27 Transportation Revolution Brings Changes to Life and Industry
People in all areas of the nation had access to products made and grown far away. Railroads contributed to the expansion of the nation’s borders. Cities and towns grew up along railroad tracks.

28 Impact of Railroads Coal replaced wood as a source of fuel as trains grew bigger. Railroads helped create the coal industry. Coal, shipped cheaply on trains, became the main fuel in homes and in the emerging steel industry. Railroads helped the lumber industry grow, leading to large-scale deforestation. Railroads caused cities to grow, including Chicago, which became a transportation hub.

29 More Technological Advances
Chapter 12 Section 4 P

30 The Telegraph In 1832, Samuel F. B. Morse perfected the telegraph—a device that could send information over wires. The device did not catch on until the 1844 Democratic National Convention, when the nomination was telegraphed to Washington. A Morse associate created Morse code to communicate messages over the wires.
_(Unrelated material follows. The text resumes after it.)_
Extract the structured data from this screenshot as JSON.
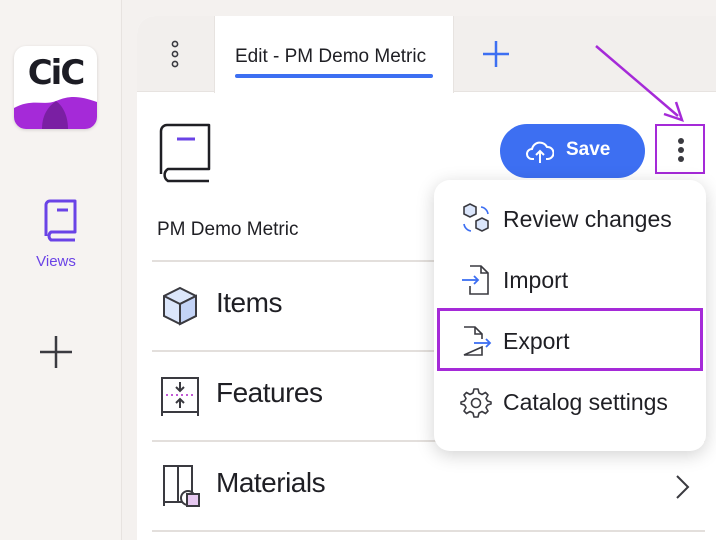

Morse code turned pulses of electric current into long and short clicks. Clicks, also called dots and dashes, were arranged in patterns representing letters of the alphabet. The telegraph grew with the railroad; the first transcontinental railroad line was completed in 1861.



33 Shift to Steam Power The shift from water power to steam power allowed owners to build factories anywhere. Factories were shifted closer to cities and transportation centers. Cities became centers of industrial growth.

34 Other Devices Make Life Easier
John Deere designed a steel plow in 1837 that replaced the less efficient iron plow. Cyrus McCormick developed a mechanical reaper in 1831, which quickly and efficiently harvested wheat. McCormick used a new method to encourage sales, advertising. He also allowed people to buy on credit and provided repairs and spare parts for his machines. These inventions allowed farmers to plant and harvest huge crop fields, helping the country prosper.



37 New Inventions in American Homes
The sewing machine, invented by Elias Howe and improved by Isaac Singer, made home sewing easier. Ice boxes and iron cookstoves improved household storage and preparation of food. Mass-produced goods, such as clocks, matches, and safety pins, added convenience to households.



Download ppt "The North Chapter 12."

Similar presentations

Ads by Google